Volume 2015 (2015), Article ID 915753, 9 pages
Research Article

Relative Motion between St. Croix and the Puerto Rico-Northern Virgin Islands Block Derived from Continuous GPS Observations (1995–2014)

Department of Earth and Atmospheric Sciences, University of Houston, Houston, TX 77204, USA

Received 17 June 2015; Accepted 6 August 2015

Academic Editor: Semih Ergintav

Copyright © 2015 Hanlin Liu and Guoquan Wang. This is an open access article distributed under the Creative Commons Attribution License, which permits unrestricted use, distribution, and reproduction in any medium, provided the original work is properly cited.


St. Croix is located inside the sweep of the Lesser Antilles arc and near the southeastern edge of the Greater Antillean ridge. It is separated from the Puerto Rico and the Northern Virgin Islands (PRNVI) block by the Virgin Islands basin. Recent seismic activities demonstrate that the Virgin Islands basin is tectonically active. A better understanding of fault activities in the basin would improve seismic hazard assessment in this region.

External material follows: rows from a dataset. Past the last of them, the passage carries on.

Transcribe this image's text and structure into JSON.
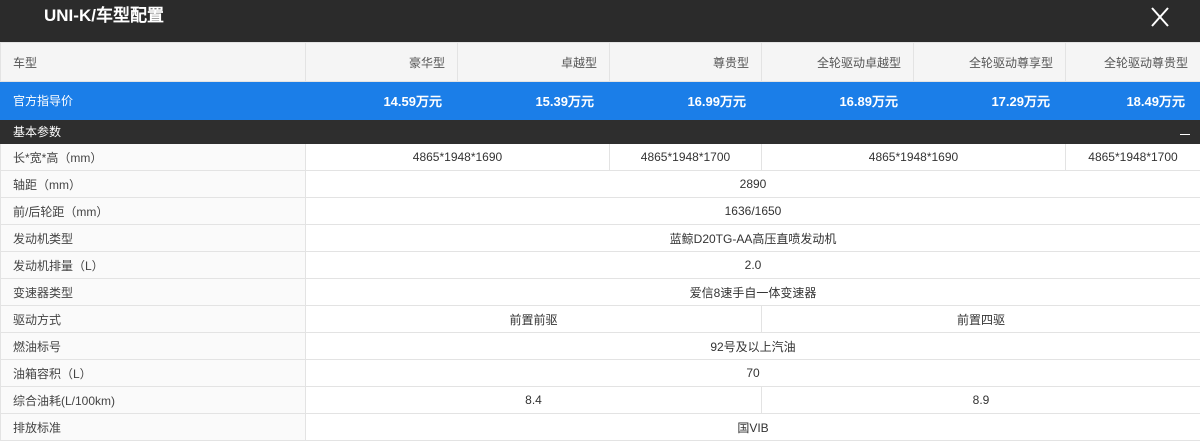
{
  "window": {
    "title": "UNI-K/车型配置",
    "close_icon": "close-icon"
  },
  "colors": {
    "accent": "#1b7ee8",
    "header_bg": "#2b2b2b",
    "section_bg": "#2e2e2e"
  },
  "table": {
    "header_label": "车型",
    "trims": [
      "豪华型",
      "卓越型",
      "尊贵型",
      "全轮驱动卓越型",
      "全轮驱动尊享型",
      "全轮驱动尊贵型"
    ],
    "price_label": "官方指导价",
    "prices": [
      "14.59万元",
      "15.39万元",
      "16.99万元",
      "16.89万元",
      "17.29万元",
      "18.49万元"
    ],
    "section_title": "基本参数",
    "section_toggle": "—",
    "rows": [
      {
        "label": "长*宽*高（mm）",
        "cells": [
          {
            "text": "4865*1948*1690",
            "span": 2
          },
          {
            "text": "4865*1948*1700",
            "span": 1
          },
          {
            "text": "4865*1948*1690",
            "span": 2
          },
          {
            "text": "4865*1948*1700",
            "span": 1
          }
        ]
      },
      {
        "label": "轴距（mm）",
        "cells": [
          {
            "text": "2890",
            "span": 6
          }
        ]
      },
      {
        "label": "前/后轮距（mm）",
        "cells": [
          {
            "text": "1636/1650",
            "span": 6
          }
        ]
      },
      {
        "label": "发动机类型",
        "cells": [
          {
            "text": "蓝鲸D20TG-AA高压直喷发动机",
            "span": 6
          }
        ]
      },
      {
        "label": "发动机排量（L）",
        "cells": [
          {
            "text": "2.0",
            "span": 6
          }
        ]
      },
      {
        "label": "变速器类型",
        "cells": [
          {
            "text": "爱信8速手自一体变速器",
            "span": 6
          }
        ]
      },
      {
        "label": "驱动方式",
        "cells": [
          {
            "text": "前置前驱",
            "span": 3
          },
          {
            "text": "前置四驱",
            "span": 3
          }
        ]
      },
      {
        "label": "燃油标号",
        "cells": [
          {
            "text": "92号及以上汽油",
            "span": 6
          }
        ]
      },
      {
        "label": "油箱容积（L）",
        "cells": [
          {
            "text": "70",
            "span": 6
          }
        ]
      },
      {
        "label": "综合油耗(L/100km)",
        "cells": [
          {
            "text": "8.4",
            "span": 3
          },
          {
            "text": "8.9",
            "span": 3
          }
        ]
      },
      {
        "label": "排放标准",
        "cells": [
          {
            "text": "国VIB",
            "span": 6
          }
        ]
      }
    ]
  }
}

This study illustrates out a detailed way of deriving relative motion between St. Croix and the PRNVI block using current GPS geodesy infrastructure in the PRVI region. The local geodesy infrastructure includes over 20 continuous GPS stations and a Stable PRNVI Reference Frame (SPRNVIRF). Twenty-year continuous GPS observations (1995–2014) on St. Croix indicate that the island is presently moving away from the PRNVI block toward the southeast (S55°E) at a steady rate of 1.7 mm/year. The velocity vector can be decomposed into two 1.2 mm/year components along the long-axis and short-axis directions of the rhomboidal Virgin Islands basin. Quantitative results indicate that the Virgin Islands basin presently experiences left-lateral motion in a nearly east-west direction and extension in a nearly north-south direction.